§ EXERCISE PROMPT:
Every entry below should appear in the answer exactly as written, apart from the pictures.

§ DATA TO PROCESS:
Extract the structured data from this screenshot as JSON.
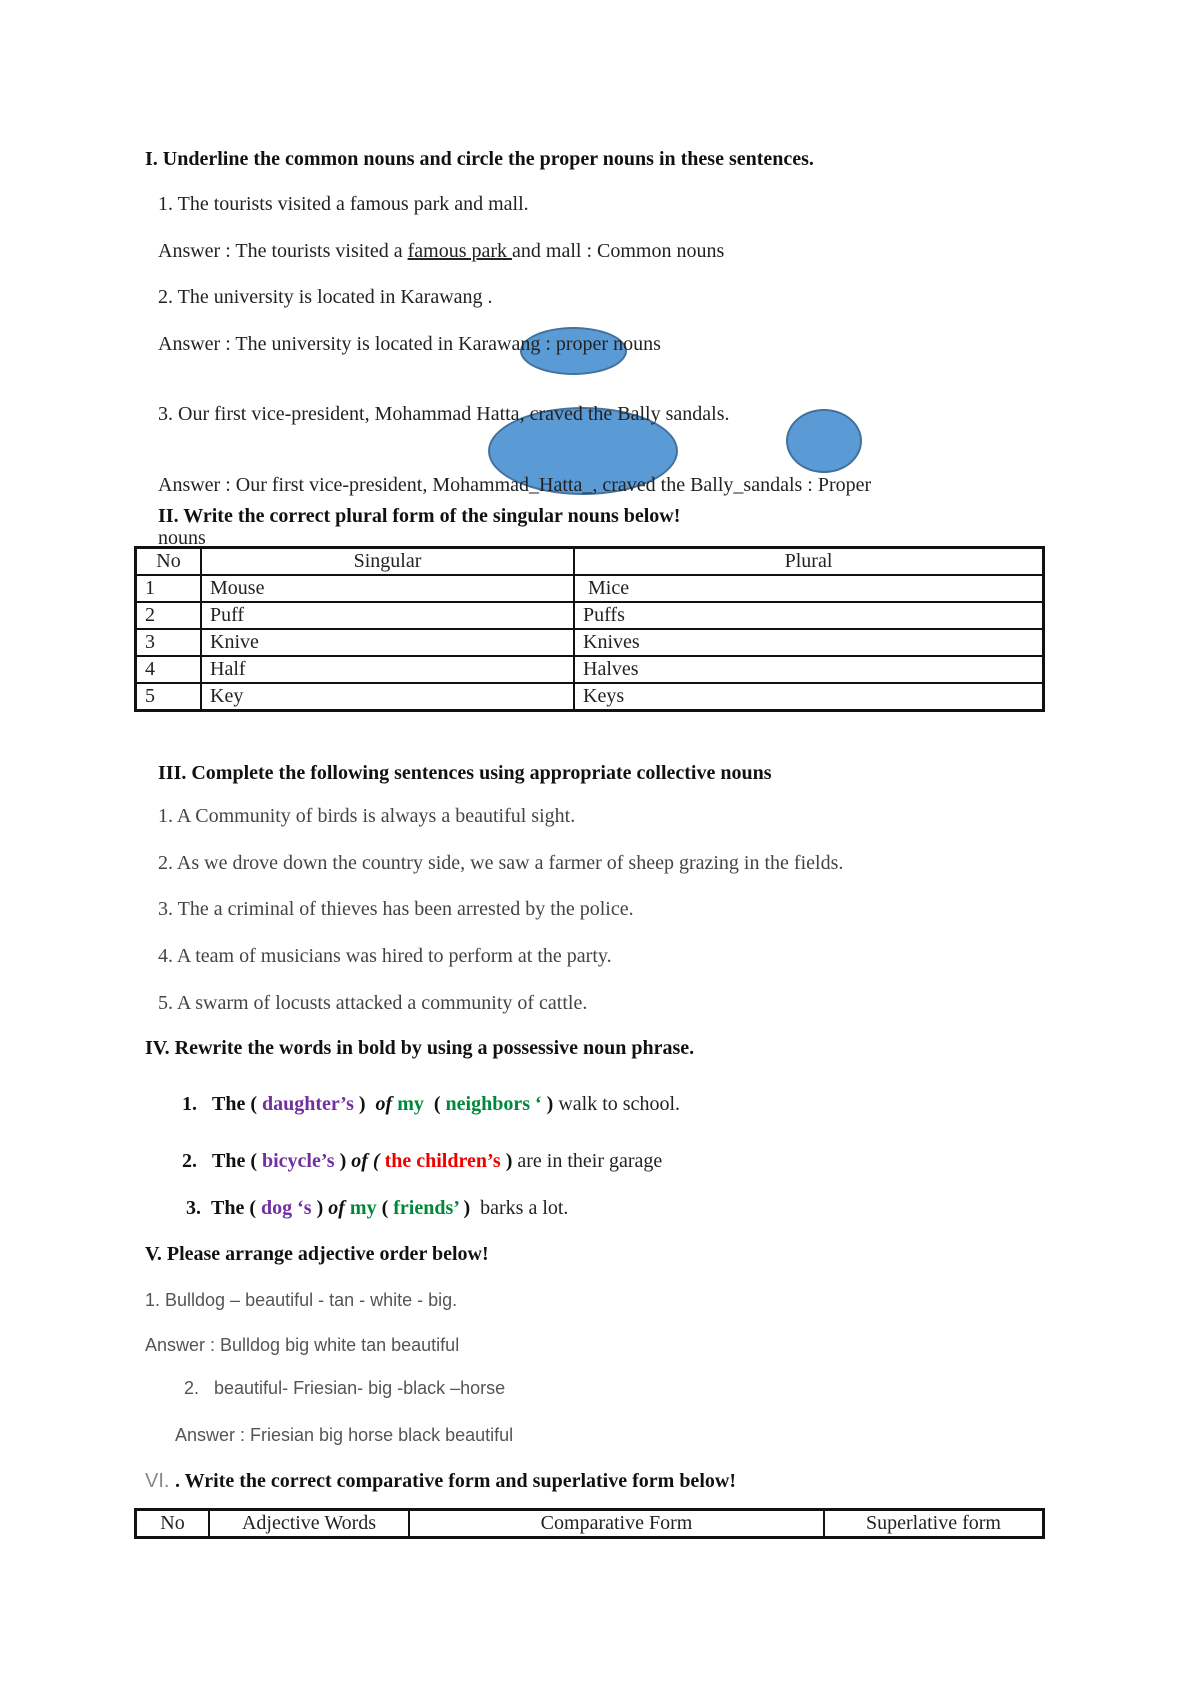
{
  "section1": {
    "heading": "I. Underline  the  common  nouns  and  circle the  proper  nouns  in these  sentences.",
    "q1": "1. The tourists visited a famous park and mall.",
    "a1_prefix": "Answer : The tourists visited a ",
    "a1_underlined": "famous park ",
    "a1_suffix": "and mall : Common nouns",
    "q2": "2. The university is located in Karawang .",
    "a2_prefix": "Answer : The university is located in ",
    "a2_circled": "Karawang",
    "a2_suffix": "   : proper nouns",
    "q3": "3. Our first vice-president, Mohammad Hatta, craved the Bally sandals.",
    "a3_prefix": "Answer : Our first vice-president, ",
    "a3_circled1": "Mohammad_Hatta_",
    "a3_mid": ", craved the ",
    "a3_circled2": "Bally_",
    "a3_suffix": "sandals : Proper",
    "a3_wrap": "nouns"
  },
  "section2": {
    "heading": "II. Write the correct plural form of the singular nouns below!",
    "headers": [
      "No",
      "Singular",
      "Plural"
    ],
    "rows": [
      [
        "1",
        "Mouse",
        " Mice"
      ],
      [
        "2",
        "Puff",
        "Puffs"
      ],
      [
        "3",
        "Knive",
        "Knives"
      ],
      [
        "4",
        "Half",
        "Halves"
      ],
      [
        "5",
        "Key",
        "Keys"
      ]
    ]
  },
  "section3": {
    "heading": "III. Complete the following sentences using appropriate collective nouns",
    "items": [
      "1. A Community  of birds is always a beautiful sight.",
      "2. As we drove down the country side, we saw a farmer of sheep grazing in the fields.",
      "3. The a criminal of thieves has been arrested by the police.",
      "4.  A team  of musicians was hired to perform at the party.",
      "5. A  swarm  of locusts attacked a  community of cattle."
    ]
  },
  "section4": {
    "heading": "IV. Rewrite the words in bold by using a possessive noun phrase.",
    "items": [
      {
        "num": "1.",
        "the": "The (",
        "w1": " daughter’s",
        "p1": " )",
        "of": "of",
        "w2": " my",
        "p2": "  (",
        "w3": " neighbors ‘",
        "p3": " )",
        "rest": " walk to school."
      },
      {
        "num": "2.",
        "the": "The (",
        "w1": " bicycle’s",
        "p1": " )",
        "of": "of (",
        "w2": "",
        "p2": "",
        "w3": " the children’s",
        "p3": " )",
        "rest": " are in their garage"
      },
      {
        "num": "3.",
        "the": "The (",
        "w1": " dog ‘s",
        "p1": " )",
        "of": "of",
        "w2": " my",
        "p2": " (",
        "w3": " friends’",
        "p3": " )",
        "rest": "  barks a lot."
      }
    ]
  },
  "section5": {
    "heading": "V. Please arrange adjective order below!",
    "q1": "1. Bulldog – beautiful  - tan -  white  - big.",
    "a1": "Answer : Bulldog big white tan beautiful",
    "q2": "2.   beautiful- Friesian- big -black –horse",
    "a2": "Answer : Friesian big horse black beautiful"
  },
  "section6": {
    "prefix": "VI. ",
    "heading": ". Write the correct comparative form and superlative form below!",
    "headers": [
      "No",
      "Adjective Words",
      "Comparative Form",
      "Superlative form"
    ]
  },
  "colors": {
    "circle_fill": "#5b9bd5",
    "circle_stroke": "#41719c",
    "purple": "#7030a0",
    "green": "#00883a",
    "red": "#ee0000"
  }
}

§ WORKED SOLUTION:
Extract the structured data from this screenshot as JSON.
{
  "section1": {
    "heading": "I. Underline  the  common  nouns  and  circle the  proper  nouns  in these  sentences.",
    "q1": "1. The tourists visited a famous park and mall.",
    "a1_prefix": "Answer : The tourists visited a ",
    "a1_underlined": "famous park ",
    "a1_suffix": "and mall : Common nouns",
    "q2": "2. The university is located in Karawang .",
    "a2_prefix": "Answer : The university is located in ",
    "a2_circled": "Karawang",
    "a2_suffix": "   : proper nouns",
    "q3": "3. Our first vice-president, Mohammad Hatta, craved the Bally sandals.",
    "a3_prefix": "Answer : Our first vice-president, ",
    "a3_circled1": "Mohammad_Hatta_",
    "a3_mid": ", craved the ",
    "a3_circled2": "Bally_",
    "a3_suffix": "sandals : Proper",
    "a3_wrap": "nouns"
  },
  "section2": {
    "heading": "II. Write the correct plural form of the singular nouns below!",
    "headers": [
      "No",
      "Singular",
      "Plural"
    ],
    "rows": [
      [
        "1",
        "Mouse",
        " Mice"
      ],
      [
        "2",
        "Puff",
        "Puffs"
      ],
      [
        "3",
        "Knive",
        "Knives"
      ],
      [
        "4",
        "Half",
        "Halves"
      ],
      [
        "5",
        "Key",
        "Keys"
      ]
    ]
  },
  "section3": {
    "heading": "III. Complete the following sentences using appropriate collective nouns",
    "items": [
      "1. A Community  of birds is always a beautiful sight.",
      "2. As we drove down the country side, we saw a farmer of sheep grazing in the fields.",
      "3. The a criminal of thieves has been arrested by the police.",
      "4.  A team  of musicians was hired to perform at the party.",
      "5. A  swarm  of locusts attacked a  community of cattle."
    ]
  },
  "section4": {
    "heading": "IV. Rewrite the words in bold by using a possessive noun phrase.",
    "items": [
      {
        "num": "1.",
        "the": "The (",
        "w1": " daughter’s",
        "p1": " )",
        "of": "of",
        "w2": " my",
        "p2": "  (",
        "w3": " neighbors ‘",
        "p3": " )",
        "rest": " walk to school."
      },
      {
        "num": "2.",
        "the": "The (",
        "w1": " bicycle’s",
        "p1": " )",
        "of": "of (",
        "w2": "",
        "p2": "",
        "w3": " the children’s",
        "p3": " )",
        "rest": " are in their garage"
      },
      {
        "num": "3.",
        "the": "The (",
        "w1": " dog ‘s",
        "p1": " )",
        "of": "of",
        "w2": " my",
        "p2": " (",
        "w3": " friends’",
        "p3": " )",
        "rest": "  barks a lot."
      }
    ]
  },
  "section5": {
    "heading": "V. Please arrange adjective order below!",
    "q1": "1. Bulldog – beautiful  - tan -  white  - big.",
    "a1": "Answer : Bulldog big white tan beautiful",
    "q2": "2.   beautiful- Friesian- big -black –horse",
    "a2": "Answer : Friesian big horse black beautiful"
  },
  "section6": {
    "prefix": "VI. ",
    "heading": ". Write the correct comparative form and superlative form below!",
    "headers": [
      "No",
      "Adjective Words",
      "Comparative Form",
      "Superlative form"
    ]
  },
  "colors": {
    "circle_fill": "#5b9bd5",
    "circle_stroke": "#41719c",
    "purple": "#7030a0",
    "green": "#00883a",
    "red": "#ee0000"
  }
}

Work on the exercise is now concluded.